The paper suggests that surprisingly animal-like shapes can be created by fast flows of wind, eroding away softer materials and leaving harder materials – like limestone – in place. The researchers used fast flowing water and soft clay with harder materials embedded within to simulate the environment.
The Results Were Thrilling, and Unsurprising
What the team discovered was that, given enough time and consistent erosion by the water, the sand and clay formations eventually wore down into shapes that appeared to be surprisingly animal-like. The water created a structure that resembled a lion’s head, an undercut neck, paws stretched out in front, and an arched back type structure.
The experiment supported the initial hypothesis, much to the joy of the researchers. One of the leading scientists even pointed out that there are contemporary yardangs – carvings of bedrock – that resemble animals in the same way that the sphinx does.
Exciting Theories Solved by Data
The research reveals some exciting information. First, that the Sphinx itself was likely already existence in raw form when the Egyptians stumbled upon it. The question of what caused the Egyptians to view the rock form as an enormous animal may never be answered, though.
On a deeper level, the research informs modern scientists more about the composition of rocks and informs on factors that create rock formations. Namely, it suggests that the shape of formations is largely dependent on the composition of the rock, with softer materials eroding and creating interesting shapes long before harder materials do.
Not the First Question About the Statue, or the Last
The questions surrounding the Sphinx don’t stop at the curiosity about how it was initially formed in the first place. The question of the missing nose from the sculpture has been one that has long persisted in researcher’s minds.
One story suggests that the nose may have originally gone missing during the reign of Napoleon Bonaparte. The tale goes that an errant fire of cannonball is what took the nose off, but historical drawings refute the story. Artist renderings done in 1737 show that the nose of the Sphinx was already gone, which predates Napoleon by almost 60 years.
Destruction Still Unexplained
Other ideas suggest that the nose was defaced by local peasants in the fourteenth century to make offerings to the Sphinx in the hopes of earning prosperity. Other writings suggest that the intentional destruction of the nose of the sphinx resulted in the Alexandrian Crusade as retribution.

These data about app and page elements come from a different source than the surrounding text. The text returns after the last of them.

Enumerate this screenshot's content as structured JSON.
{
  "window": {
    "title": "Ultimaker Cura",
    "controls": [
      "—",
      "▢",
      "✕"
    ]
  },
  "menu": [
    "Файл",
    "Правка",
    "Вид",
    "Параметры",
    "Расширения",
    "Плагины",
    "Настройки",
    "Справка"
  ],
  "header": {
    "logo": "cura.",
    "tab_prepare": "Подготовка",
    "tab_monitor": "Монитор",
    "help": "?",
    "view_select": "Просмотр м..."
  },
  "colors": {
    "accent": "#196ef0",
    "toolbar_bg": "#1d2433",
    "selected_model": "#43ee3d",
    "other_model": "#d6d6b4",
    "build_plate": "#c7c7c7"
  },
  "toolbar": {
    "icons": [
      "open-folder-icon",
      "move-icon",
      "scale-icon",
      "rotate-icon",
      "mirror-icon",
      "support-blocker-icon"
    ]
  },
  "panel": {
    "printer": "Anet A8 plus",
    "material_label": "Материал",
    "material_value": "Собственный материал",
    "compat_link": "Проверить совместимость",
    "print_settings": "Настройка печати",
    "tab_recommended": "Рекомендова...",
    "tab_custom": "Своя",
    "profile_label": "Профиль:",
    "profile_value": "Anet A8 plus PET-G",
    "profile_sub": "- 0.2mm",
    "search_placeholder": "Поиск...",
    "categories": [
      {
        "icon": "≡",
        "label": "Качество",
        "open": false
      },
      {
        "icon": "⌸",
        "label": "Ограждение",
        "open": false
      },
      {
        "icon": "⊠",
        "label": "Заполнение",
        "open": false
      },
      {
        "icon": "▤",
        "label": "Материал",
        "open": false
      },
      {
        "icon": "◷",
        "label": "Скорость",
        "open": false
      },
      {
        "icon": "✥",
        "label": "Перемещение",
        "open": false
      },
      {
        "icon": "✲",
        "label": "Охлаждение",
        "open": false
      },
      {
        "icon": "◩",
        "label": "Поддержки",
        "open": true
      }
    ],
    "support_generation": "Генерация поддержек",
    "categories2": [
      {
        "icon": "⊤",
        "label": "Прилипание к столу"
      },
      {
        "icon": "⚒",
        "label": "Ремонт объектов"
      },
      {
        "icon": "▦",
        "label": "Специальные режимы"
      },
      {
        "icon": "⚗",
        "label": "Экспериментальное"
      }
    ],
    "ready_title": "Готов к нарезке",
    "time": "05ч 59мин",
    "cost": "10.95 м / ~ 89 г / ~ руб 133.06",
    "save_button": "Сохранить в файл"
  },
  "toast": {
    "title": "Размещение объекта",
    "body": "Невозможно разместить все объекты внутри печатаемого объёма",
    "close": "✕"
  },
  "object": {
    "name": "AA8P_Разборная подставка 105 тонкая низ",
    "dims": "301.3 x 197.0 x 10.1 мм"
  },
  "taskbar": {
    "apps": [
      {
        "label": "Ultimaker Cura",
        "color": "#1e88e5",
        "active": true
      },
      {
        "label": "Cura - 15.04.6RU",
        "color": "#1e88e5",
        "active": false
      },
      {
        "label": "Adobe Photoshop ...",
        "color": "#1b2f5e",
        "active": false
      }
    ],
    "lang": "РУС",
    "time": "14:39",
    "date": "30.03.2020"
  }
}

Regardless of the initial intent of the defacement of the sphinx, the fact remains that the nose has been missing for centuries. Scholars have never been able to recover the nose, though other missing parts of the sphinx have been recovered and are on display in various museums around the world.
We’ll Never Answer All Our Questions, and That’s Okay
The mystery of the Sphinx statue will likely never be fully explained. The ancient history of the icon means that many details and facts are likely lost to history, never to be recovered by modern historians and geologists.
Regardless, it is still a fascinating icon in Egyptian history, one that is puzzling to think about and awe-inspiring to see. 14.7 million people travel to Egypt to tour Giza every single year, meaning that millions of people are exposed to the wonder and history of the Sphinx. Regardless of how it came into being, it’s a staple in Egyptian culture that cannot, and should not be ignored.